Father Ajpacajá experienced this connection in a poignant way, since none of his relatives from Guatemala were able to attend his ordination.
“I think, somehow, we were connected in prayer,” he said. “… God has been in our journey through difficult times and through this special time.”
A few feet away, Father Hunter shared similar emotions since both of his parents are deceased. They were in his heart and mind “through the whole Mass,” he said.
Two of his aunts were present at the Mass, including Nona Dottery, a member of St. Monica Parish in Indianapolis.
“It was fantastic,” she said of the ordination. “It was tearful and so joyful. I shed some tears, but they were tears of joy.”
Father Hunter has shared much joy over the years with his ordination classmates.
“You share fraternally in the priesthood with many priests,” Father Hunter said. “To do that with five that you’ve gone to school with, you’ve laughed with, talked with, had pizza with, makes that bond a lot stronger.”
Michelle Tucci was grateful for the deep relationships that her son shares with so many priests.
“They’ve all supported him so much,” she said. “I wish that all Catholics would know how the priests have a special bond with each other. It’s awesome. And they need that.”
Father Rodden knows well the importance of his brother priests, especially his classmates.
“Taking this step is so big,” he said. “It’s impossible without the grace of God. I think he’s worked a lot through my brothers throughout the seminary. Just having that much support, to say ‘Yes,’ knowing that I’m not entering alone but joining a giant group that God has provided for me to be a part of has been a big part of my discernment.”
The support extends beyond the newly ordained priests to their families.
“We’re all together and happy for each other,” said Diane Hollowell, mother of Father Hollowell. “It’s been beautiful to have these other families included, praying for each other. I’m so happy to share the joy that we’ve been feeling with other families.”
Don Brockmeier, father of Father James Brockmeier, said the prostration was an “emotionally intense” moment and gave him a keen awareness of “the seriousness, thoroughness and completeness of the sacrifice” that his son and his classmates were making.
“That’s when it became real,” Don Brockmeier said.
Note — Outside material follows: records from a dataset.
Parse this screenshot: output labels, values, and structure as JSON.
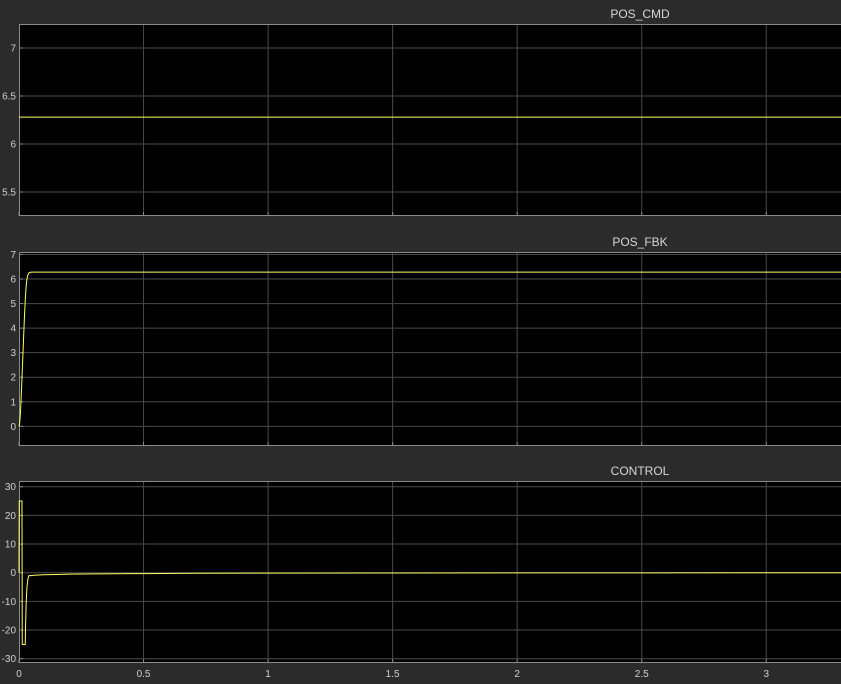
{
  "colors": {
    "figure_bg": "#2b2b2b",
    "axes_bg": "#000000",
    "grid": "#4a4a4a",
    "axes_edge": "#8a8a8a",
    "tick_text": "#cfcfcf",
    "title_text": "#d6d6d6",
    "signal": "#ffff66"
  },
  "chart_data": [
    {
      "type": "line",
      "title": "POS_CMD",
      "xlabel": "",
      "ylabel": "",
      "xlim": [
        0,
        3.3
      ],
      "ylim": [
        5.25,
        7.25
      ],
      "grid": true,
      "x_ticks": [
        0,
        0.5,
        1,
        1.5,
        2,
        2.5,
        3
      ],
      "x_tick_labels": [
        "",
        "",
        "",
        "",
        "",
        "",
        ""
      ],
      "y_ticks": [
        5.5,
        6,
        6.5,
        7
      ],
      "y_tick_labels": [
        "5.5",
        "6",
        "6.5",
        "7"
      ],
      "series": [
        {
          "x": [
            0,
            3.3
          ],
          "y": [
            6.28,
            6.28
          ]
        }
      ]
    },
    {
      "type": "line",
      "title": "POS_FBK",
      "xlabel": "",
      "ylabel": "",
      "xlim": [
        0,
        3.3
      ],
      "ylim": [
        -0.8,
        7.1
      ],
      "grid": true,
      "x_ticks": [
        0,
        0.5,
        1,
        1.5,
        2,
        2.5,
        3
      ],
      "x_tick_labels": [
        "",
        "",
        "",
        "",
        "",
        "",
        ""
      ],
      "y_ticks": [
        0,
        1,
        2,
        3,
        4,
        5,
        6,
        7
      ],
      "y_tick_labels": [
        "0",
        "1",
        "2",
        "3",
        "4",
        "5",
        "6",
        "7"
      ],
      "series": [
        {
          "x": [
            0,
            0.002,
            0.004,
            0.006,
            0.008,
            0.01,
            0.012,
            0.014,
            0.016,
            0.018,
            0.02,
            0.022,
            0.024,
            0.026,
            0.028,
            0.03,
            0.032,
            0.034,
            0.036,
            0.038,
            0.04,
            0.045,
            0.05,
            0.06,
            0.08,
            3.3
          ],
          "y": [
            0,
            0.1,
            0.3,
            0.6,
            1.0,
            1.5,
            2.0,
            2.5,
            3.0,
            3.5,
            4.0,
            4.5,
            4.9,
            5.3,
            5.6,
            5.85,
            6.0,
            6.1,
            6.17,
            6.22,
            6.25,
            6.27,
            6.28,
            6.28,
            6.28,
            6.28
          ]
        }
      ]
    },
    {
      "type": "line",
      "title": "CONTROL",
      "xlabel": "",
      "ylabel": "",
      "xlim": [
        0,
        3.3
      ],
      "ylim": [
        -31.5,
        32
      ],
      "grid": true,
      "x_ticks": [
        0,
        0.5,
        1,
        1.5,
        2,
        2.5,
        3
      ],
      "x_tick_labels": [
        "0",
        "0.5",
        "1",
        "1.5",
        "2",
        "2.5",
        "3"
      ],
      "y_ticks": [
        -30,
        -20,
        -10,
        0,
        10,
        20,
        30
      ],
      "y_tick_labels": [
        "-30",
        "-20",
        "-10",
        "0",
        "10",
        "20",
        "30"
      ],
      "series": [
        {
          "x": [
            0,
            0.001,
            0.012,
            0.013,
            0.025,
            0.026,
            0.029,
            0.032,
            0.036,
            0.04,
            0.045,
            0.05,
            0.06,
            0.08,
            0.1,
            0.15,
            0.2,
            0.3,
            0.4,
            0.5,
            0.7,
            1.0,
            1.5,
            2.0,
            2.5,
            3.0,
            3.3
          ],
          "y": [
            0,
            25,
            25,
            -25,
            -25,
            -20,
            -10,
            -5,
            -2,
            -1,
            -1,
            -1,
            -0.9,
            -0.8,
            -0.7,
            -0.6,
            -0.5,
            -0.4,
            -0.35,
            -0.3,
            -0.2,
            -0.15,
            -0.1,
            -0.05,
            -0.05,
            -0.03,
            -0.02
          ]
        }
      ]
    }
  ]
}
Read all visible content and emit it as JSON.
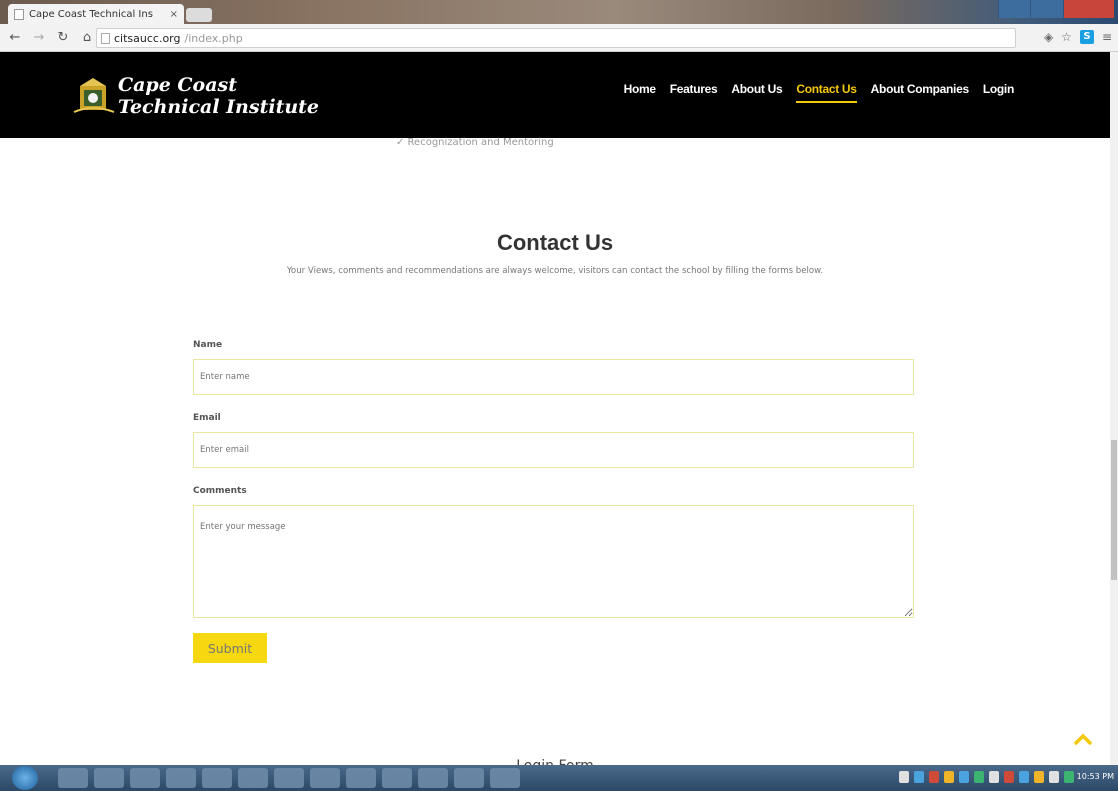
{
  "browser": {
    "tab_title": "Cape Coast Technical Ins",
    "tab_close": "×",
    "url_host": "citsaucc.org",
    "url_path": "/index.php"
  },
  "site": {
    "brand_line1": "Cape Coast",
    "brand_line2": "Technical Institute",
    "nav": [
      {
        "label": "Home"
      },
      {
        "label": "Features"
      },
      {
        "label": "About Us"
      },
      {
        "label": "Contact Us"
      },
      {
        "label": "About Companies"
      },
      {
        "label": "Login"
      }
    ],
    "active_nav": "Contact Us",
    "accent_color": "#f5c90a"
  },
  "page": {
    "cutoff_text": "✓ Recognization and Mentoring",
    "contact_title": "Contact Us",
    "contact_subtitle": "Your Views, comments and recommendations are always welcome, visitors can contact the school by filling the forms below.",
    "form": {
      "name_label": "Name",
      "name_placeholder": "Enter name",
      "email_label": "Email",
      "email_placeholder": "Enter email",
      "comments_label": "Comments",
      "comments_placeholder": "Enter your message",
      "submit_label": "Submit"
    },
    "next_section_title": "Login Form"
  },
  "taskbar": {
    "clock": "10:53 PM"
  }
}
Father Tucci was brimming with joy after the ordination, looking forward to carrying out the mission God has given him and his five ordination classmates.
“I’m so excited,” he said. “Day by day, I will take this gift of the priesthood, thank God for it and do my best to play my small part in sanctifying the world.”
(To learn more about a vocation to the priesthood in the Archdiocese of Indianapolis, visit www.HearGodsCall.com.) †